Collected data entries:
--- START ---
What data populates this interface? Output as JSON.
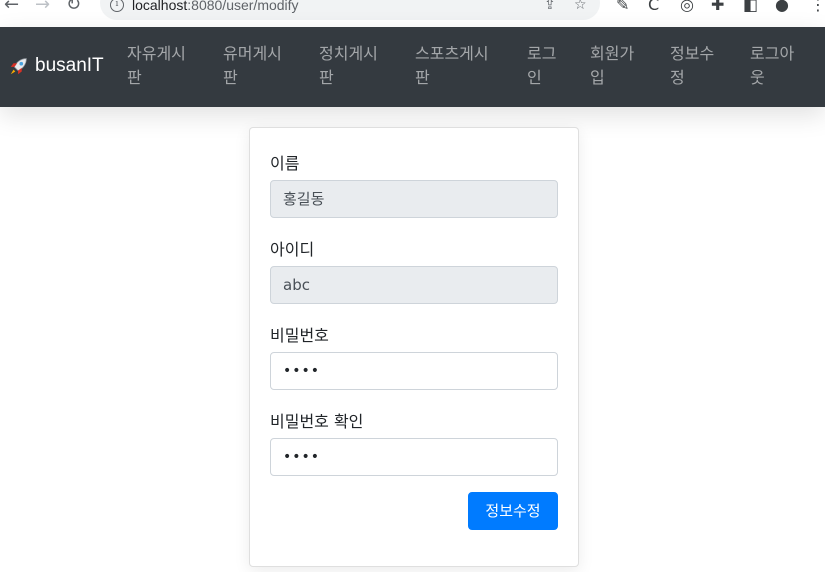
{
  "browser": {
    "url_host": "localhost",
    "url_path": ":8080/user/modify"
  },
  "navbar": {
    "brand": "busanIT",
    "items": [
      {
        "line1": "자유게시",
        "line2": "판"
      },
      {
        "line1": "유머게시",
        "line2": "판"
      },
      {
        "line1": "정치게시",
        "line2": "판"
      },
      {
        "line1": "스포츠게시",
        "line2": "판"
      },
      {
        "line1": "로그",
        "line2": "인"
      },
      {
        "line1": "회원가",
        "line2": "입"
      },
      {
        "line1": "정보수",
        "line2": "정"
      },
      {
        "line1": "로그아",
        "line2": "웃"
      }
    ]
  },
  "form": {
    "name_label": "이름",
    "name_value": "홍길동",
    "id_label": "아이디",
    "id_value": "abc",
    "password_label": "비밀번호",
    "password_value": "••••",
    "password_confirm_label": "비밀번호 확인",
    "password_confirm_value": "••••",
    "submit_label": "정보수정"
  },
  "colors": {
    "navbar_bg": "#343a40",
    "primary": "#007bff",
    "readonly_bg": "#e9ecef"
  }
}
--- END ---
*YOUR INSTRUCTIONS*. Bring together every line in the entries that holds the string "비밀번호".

*SOLUTION*.
    "password_label": "비밀번호",
    "password_confirm_label": "비밀번호 확인",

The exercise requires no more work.